■ **Your instructions**: Copy out each line of the listing below in which the string "address" occurs.

■ **Data in this exercise**:
BEGIN
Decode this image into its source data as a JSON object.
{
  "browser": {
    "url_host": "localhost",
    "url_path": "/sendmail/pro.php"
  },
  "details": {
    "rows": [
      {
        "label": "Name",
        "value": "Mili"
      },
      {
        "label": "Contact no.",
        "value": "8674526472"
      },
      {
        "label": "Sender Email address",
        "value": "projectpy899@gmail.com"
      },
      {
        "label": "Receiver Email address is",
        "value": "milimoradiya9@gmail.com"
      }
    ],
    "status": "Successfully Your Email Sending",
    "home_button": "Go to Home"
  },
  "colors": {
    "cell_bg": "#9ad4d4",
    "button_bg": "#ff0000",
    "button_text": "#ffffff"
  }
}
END
■ **Response area**:
        "label": "Sender Email address",
        "label": "Receiver Email address is",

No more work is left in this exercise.